§ DATA SHOWN:
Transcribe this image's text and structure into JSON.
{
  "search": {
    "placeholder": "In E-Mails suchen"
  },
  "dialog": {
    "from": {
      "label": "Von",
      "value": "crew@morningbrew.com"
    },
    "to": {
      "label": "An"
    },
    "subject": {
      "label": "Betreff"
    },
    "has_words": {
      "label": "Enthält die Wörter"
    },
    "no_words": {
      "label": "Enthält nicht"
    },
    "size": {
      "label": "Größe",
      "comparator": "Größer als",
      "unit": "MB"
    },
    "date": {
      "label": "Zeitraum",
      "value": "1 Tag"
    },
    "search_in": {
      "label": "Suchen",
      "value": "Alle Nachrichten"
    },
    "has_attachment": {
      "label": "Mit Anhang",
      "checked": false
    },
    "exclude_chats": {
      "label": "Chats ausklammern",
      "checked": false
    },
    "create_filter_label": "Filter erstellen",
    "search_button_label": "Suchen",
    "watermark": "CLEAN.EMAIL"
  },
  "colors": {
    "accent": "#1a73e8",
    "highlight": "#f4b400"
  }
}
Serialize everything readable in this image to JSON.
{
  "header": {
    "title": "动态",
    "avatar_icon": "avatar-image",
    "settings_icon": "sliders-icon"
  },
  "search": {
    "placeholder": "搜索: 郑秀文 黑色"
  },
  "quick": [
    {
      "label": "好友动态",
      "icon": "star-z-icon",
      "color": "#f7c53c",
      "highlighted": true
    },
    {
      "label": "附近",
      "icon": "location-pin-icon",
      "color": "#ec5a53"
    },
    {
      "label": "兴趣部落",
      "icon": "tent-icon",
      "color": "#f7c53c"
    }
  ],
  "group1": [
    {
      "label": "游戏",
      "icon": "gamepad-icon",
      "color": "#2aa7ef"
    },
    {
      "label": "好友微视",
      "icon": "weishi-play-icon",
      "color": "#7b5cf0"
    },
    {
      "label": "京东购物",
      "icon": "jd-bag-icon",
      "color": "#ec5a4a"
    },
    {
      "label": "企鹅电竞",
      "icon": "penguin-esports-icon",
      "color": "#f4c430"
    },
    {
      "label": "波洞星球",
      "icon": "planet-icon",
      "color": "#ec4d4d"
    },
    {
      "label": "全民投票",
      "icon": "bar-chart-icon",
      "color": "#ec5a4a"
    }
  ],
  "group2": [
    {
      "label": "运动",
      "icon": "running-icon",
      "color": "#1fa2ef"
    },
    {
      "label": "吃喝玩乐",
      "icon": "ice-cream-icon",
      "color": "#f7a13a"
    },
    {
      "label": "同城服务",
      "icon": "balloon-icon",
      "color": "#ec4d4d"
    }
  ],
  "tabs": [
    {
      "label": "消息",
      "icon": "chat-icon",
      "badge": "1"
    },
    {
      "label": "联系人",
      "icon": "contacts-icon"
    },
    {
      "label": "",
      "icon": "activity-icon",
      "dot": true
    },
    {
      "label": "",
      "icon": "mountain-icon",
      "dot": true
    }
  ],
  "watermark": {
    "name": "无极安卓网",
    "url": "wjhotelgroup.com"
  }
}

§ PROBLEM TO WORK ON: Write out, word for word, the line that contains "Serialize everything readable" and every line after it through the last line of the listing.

§ EXERCISE RESPONSE:
Serialize everything readable in this image to JSON.
{
  "header": {
    "title": "动态",
    "avatar_icon": "avatar-image",
    "settings_icon": "sliders-icon"
  },
  "search": {
    "placeholder": "搜索: 郑秀文 黑色"
  },
  "quick": [
    {
      "label": "好友动态",
      "icon": "star-z-icon",
      "color": "#f7c53c",
      "highlighted": true
    },
    {
      "label": "附近",
      "icon": "location-pin-icon",
      "color": "#ec5a53"
    },
    {
      "label": "兴趣部落",
      "icon": "tent-icon",
      "color": "#f7c53c"
    }
  ],
  "group1": [
    {
      "label": "游戏",
      "icon": "gamepad-icon",
      "color": "#2aa7ef"
    },
    {
      "label": "好友微视",
      "icon": "weishi-play-icon",
      "color": "#7b5cf0"
    },
    {
      "label": "京东购物",
      "icon": "jd-bag-icon",
      "color": "#ec5a4a"
    },
    {
      "label": "企鹅电竞",
      "icon": "penguin-esports-icon",
      "color": "#f4c430"
    },
    {
      "label": "波洞星球",
      "icon": "planet-icon",
      "color": "#ec4d4d"
    },
    {
      "label": "全民投票",
      "icon": "bar-chart-icon",
      "color": "#ec5a4a"
    }
  ],
  "group2": [
    {
      "label": "运动",
      "icon": "running-icon",
      "color": "#1fa2ef"
    },
    {
      "label": "吃喝玩乐",
      "icon": "ice-cream-icon",
      "color": "#f7a13a"
    },
    {
      "label": "同城服务",
      "icon": "balloon-icon",
      "color": "#ec4d4d"
    }
  ],
  "tabs": [
    {
      "label": "消息",
      "icon": "chat-icon",
      "badge": "1"
    },
    {
      "label": "联系人",
      "icon": "contacts-icon"
    },
    {
      "label": "",
      "icon": "activity-icon",
      "dot": true
    },
    {
      "label": "",
      "icon": "mountain-icon",
      "dot": true
    }
  ],
  "watermark": {
    "name": "无极安卓网",
    "url": "wjhotelgroup.com"
  }
}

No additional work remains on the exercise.